The Department of Homeland Security’s intelligence mission is to collect, analyze and disseminate intelligence to reduce the threat of domestic terrorism. The somewhat complex structure of DHS intelligence, at DHS headquarters and in six operational components, is illuminated in a new report (pdf) from the Congressional Research Service.
The new report usefully examines how DHS intelligence is organized to address threat warnings, border security, critical infrastructure protection, and information sharing. It also considers congressional oversight of DHS intelligence. See “The Department of Homeland Security Intelligence Enterprise: Operational Overview and Oversight Challenges for Congress,” May 27, 2009.
Though it is far from the most urgent or important question facing homeland security intelligence, Congress is pulling out all the stops to investigate the origin of a controversial, inartfully worded DHS intelligence memo on “Rightwing Extremism” (pdf). Last week, the House Homeland Security Committee approved a formal resolution of inquiry to demand documents related to the preparation of that memo.

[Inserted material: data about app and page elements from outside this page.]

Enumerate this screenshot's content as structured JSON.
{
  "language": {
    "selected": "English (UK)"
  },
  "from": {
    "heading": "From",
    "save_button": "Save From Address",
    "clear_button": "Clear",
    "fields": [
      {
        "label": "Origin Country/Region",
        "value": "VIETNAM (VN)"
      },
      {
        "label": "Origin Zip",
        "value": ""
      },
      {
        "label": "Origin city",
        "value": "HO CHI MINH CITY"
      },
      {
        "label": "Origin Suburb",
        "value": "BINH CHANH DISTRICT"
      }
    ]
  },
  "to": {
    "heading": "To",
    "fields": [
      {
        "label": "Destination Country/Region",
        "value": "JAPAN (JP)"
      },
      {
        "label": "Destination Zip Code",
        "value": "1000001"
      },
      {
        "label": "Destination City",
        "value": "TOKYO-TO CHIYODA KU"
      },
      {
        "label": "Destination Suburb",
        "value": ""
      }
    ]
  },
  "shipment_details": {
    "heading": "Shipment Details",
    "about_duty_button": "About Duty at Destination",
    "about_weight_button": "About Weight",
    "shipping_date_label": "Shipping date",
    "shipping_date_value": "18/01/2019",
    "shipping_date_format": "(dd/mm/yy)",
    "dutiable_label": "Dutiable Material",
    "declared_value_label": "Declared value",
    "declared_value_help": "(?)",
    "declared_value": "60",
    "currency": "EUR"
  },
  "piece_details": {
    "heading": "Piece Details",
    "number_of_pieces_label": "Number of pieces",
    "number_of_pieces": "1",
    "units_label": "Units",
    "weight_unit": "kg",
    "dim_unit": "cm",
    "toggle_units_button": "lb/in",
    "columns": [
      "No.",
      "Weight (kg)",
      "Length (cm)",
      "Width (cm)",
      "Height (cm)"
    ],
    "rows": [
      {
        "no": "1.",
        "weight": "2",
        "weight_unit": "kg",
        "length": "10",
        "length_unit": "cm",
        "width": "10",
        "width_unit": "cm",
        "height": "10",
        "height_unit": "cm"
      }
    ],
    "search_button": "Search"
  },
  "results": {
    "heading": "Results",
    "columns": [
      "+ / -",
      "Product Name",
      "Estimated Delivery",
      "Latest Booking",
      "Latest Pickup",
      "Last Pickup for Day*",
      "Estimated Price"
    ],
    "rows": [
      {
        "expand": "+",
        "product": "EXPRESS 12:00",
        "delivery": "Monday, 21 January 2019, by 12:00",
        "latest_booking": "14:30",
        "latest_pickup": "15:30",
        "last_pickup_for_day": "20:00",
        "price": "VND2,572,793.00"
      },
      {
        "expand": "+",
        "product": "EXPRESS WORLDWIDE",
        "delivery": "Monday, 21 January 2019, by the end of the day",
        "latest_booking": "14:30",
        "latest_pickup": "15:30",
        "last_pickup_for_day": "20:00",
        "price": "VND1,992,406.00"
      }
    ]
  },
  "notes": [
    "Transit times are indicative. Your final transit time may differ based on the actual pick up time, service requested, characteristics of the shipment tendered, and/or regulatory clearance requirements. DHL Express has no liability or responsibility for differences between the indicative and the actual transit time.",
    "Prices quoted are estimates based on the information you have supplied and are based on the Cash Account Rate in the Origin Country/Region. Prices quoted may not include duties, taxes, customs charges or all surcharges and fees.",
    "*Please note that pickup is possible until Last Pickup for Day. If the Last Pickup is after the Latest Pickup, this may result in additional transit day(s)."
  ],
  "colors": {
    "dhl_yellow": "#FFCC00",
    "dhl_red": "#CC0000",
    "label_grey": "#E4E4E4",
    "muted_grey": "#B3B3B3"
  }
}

A supply-side tax credit (STC) could offer a tax incentive to material suppliers and professional service consultants that provide goods or services to affordable housing projects.
The Department of Housing and Urban Development (HUD), Department of Commerce, and Department of Transportation should jointly develop and manage a data resource—a Housing Production Dashboard—to track housing production within and across states.

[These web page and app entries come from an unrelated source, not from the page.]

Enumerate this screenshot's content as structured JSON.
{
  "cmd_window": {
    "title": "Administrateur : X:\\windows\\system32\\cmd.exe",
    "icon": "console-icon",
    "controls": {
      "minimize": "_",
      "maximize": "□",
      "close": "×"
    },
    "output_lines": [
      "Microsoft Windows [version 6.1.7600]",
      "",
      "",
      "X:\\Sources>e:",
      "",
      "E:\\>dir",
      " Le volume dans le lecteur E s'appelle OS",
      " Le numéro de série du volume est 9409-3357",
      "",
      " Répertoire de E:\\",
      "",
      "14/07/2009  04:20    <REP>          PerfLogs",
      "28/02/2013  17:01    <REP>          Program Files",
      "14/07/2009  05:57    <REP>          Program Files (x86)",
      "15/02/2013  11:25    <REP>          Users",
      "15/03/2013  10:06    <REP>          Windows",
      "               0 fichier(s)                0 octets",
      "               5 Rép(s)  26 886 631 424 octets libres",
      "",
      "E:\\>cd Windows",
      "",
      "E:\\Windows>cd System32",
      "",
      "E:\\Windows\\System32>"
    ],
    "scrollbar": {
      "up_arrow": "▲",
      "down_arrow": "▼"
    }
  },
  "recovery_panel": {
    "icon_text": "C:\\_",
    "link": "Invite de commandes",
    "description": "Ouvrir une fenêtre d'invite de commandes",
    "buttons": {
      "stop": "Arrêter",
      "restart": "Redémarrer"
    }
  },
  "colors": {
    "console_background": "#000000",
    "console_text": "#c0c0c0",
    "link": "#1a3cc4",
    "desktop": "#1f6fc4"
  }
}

Exempting affordable housing from volume caps would address the underlying issue and have the greatest impact in this housing emergency.

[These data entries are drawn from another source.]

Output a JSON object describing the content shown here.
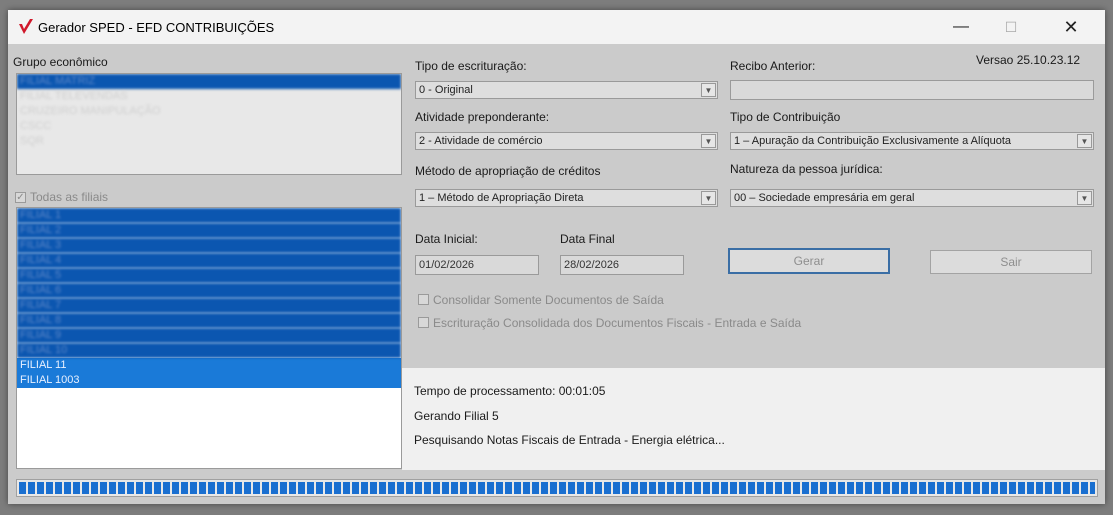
{
  "window": {
    "title": "Gerador SPED - EFD CONTRIBUIÇÕES",
    "controls": {
      "minimize": "—",
      "maximize": "☐",
      "close": "✕"
    }
  },
  "version": "Versao 25.10.23.12",
  "left": {
    "group_label": "Grupo econômico",
    "groups": [
      "FILIAL MATRIZ",
      "FILIAL TELEVENDAS",
      "CRUZEIRO MANIPULAÇÃO",
      "CSCC",
      "SQR"
    ],
    "all_branches_label": "Todas as filiais",
    "branches": [
      "FILIAL 1",
      "FILIAL 2",
      "FILIAL 3",
      "FILIAL 4",
      "FILIAL 5",
      "FILIAL 6",
      "FILIAL 7",
      "FILIAL 8",
      "FILIAL 9",
      "FILIAL 10",
      "FILIAL 11",
      "FILIAL 1003"
    ]
  },
  "form": {
    "tipo_escrituracao": {
      "label": "Tipo de escrituração:",
      "value": "0 - Original"
    },
    "recibo_anterior": {
      "label": "Recibo Anterior:",
      "value": ""
    },
    "atividade": {
      "label": "Atividade preponderante:",
      "value": "2 - Atividade de comércio"
    },
    "tipo_contribuicao": {
      "label": "Tipo de Contribuição",
      "value": "1 – Apuração da Contribuição Exclusivamente a Alíquota"
    },
    "metodo": {
      "label": "Método de apropriação de créditos",
      "value": "1 – Método de Apropriação Direta"
    },
    "natureza": {
      "label": "Natureza da pessoa jurídica:",
      "value": "00 – Sociedade empresária em geral"
    },
    "data_inicial": {
      "label": "Data Inicial:",
      "value": "01/02/2026"
    },
    "data_final": {
      "label": "Data Final",
      "value": "28/02/2026"
    },
    "gerar": "Gerar",
    "sair": "Sair",
    "chk_consolidar": "Consolidar Somente Documentos de Saída",
    "chk_escrituracao": "Escrituração Consolidada dos Documentos Fiscais - Entrada e Saída"
  },
  "status": {
    "tempo": "Tempo de processamento: 00:01:05",
    "gerando": "Gerando Filial 5",
    "pesquisando": "Pesquisando Notas Fiscais de Entrada - Energia elétrica..."
  },
  "progress": {
    "value": 100
  },
  "colors": {
    "accent": "#1a6fd0",
    "selection": "#0b56b0",
    "logo": "#d0182a"
  }
}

To increase the supply of affordable homes, Congress should make greater investments in the National Housing Trust Fund (HTF).